"Original, humorous, poignant, compassionate, Jennie has become a classic of its kind.
It relates the unforgettable adventures of a small boy changed into a stray cat and befriended by the indomitable Jennie, who initiates him into the lore of London's streets.
The Times Literary Supplement said: 'Jennie has the same simplicity as The Snow Goose; it is, like its forerunner, a family book, and as such deserves the same success.' "
I showed this blog to a friend at uni today, and she asked me which was my favourite book. I mentioned I hadn't actually reviewed it on here (and so I decided to remedy this immediately), and then proceeded to tell her what the book was about.
Unfortunately, when you try to describe Jennie to other people, this is another example of a really great book with Stoopid Plot syndrome:
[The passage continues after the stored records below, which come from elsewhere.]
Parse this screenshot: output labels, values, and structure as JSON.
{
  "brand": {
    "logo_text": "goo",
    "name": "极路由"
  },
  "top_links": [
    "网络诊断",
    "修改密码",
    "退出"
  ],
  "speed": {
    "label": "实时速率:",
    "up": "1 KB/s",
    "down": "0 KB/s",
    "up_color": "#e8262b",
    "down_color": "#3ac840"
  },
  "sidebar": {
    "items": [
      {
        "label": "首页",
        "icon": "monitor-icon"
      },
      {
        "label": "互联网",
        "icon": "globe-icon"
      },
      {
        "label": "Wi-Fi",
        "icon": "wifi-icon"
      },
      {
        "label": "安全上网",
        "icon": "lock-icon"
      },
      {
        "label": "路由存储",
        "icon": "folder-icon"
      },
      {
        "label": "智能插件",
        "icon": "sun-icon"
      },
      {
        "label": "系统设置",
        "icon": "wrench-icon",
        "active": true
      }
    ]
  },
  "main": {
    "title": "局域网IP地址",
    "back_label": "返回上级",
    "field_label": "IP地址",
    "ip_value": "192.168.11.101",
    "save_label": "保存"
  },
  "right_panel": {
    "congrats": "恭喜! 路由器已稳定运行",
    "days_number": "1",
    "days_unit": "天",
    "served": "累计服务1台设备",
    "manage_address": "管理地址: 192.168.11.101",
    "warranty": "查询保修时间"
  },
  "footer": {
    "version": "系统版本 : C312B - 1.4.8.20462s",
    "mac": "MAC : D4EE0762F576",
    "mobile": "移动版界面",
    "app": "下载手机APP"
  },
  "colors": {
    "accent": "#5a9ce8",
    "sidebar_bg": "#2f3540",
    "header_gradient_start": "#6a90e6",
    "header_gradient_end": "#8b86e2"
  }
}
"It's about a boy called Peter who sort of turns into a cat...and he meets up with another cat...and they go on all these adventures together."
Even though it sounds ridiculous, this is such a gorgeous story which I have read approximately 14, 753 times. It's one of those rarities that can transcend age boundaries, in my opinion, since children can enjoy the fantastical premise and the adventures of Peter and Jennie, while adults appreciate the gentle storytelling and cat-person references.
And oh man, I am definitely one of these 'cat people'. In fact I think I'm starting to sound like an old woman. Living alone. With fifty cats.
I have a feeling non-cat-people wouldn't appreciate the majority of this book, since it focuses so directly on cat behaviour. The author was a keen cat lover and wrote quite a few books featuring felines and their foibles (other examples include Thomasina and The Silent Miaow). However for cat lovers, it's a real treat to read about Jennie's careful tutelage to the newly-transformed Peter about how to behave like a proper cat - it's full of little moments of recognition, when you realise your cat does everything Jennie describes, to the letter.
It's an older book, with some subtle humour and more than a few lines of thickly accented Scottish speech (och aye) that some people might find difficult to understand, and one particular part of the story nearly always moves me to tears. It's also one of my favourite books.
Go read it. (Unless you're a dog person.)
RATING: Incredibly sweet, warmly told, and generally just a great story. 5 STARS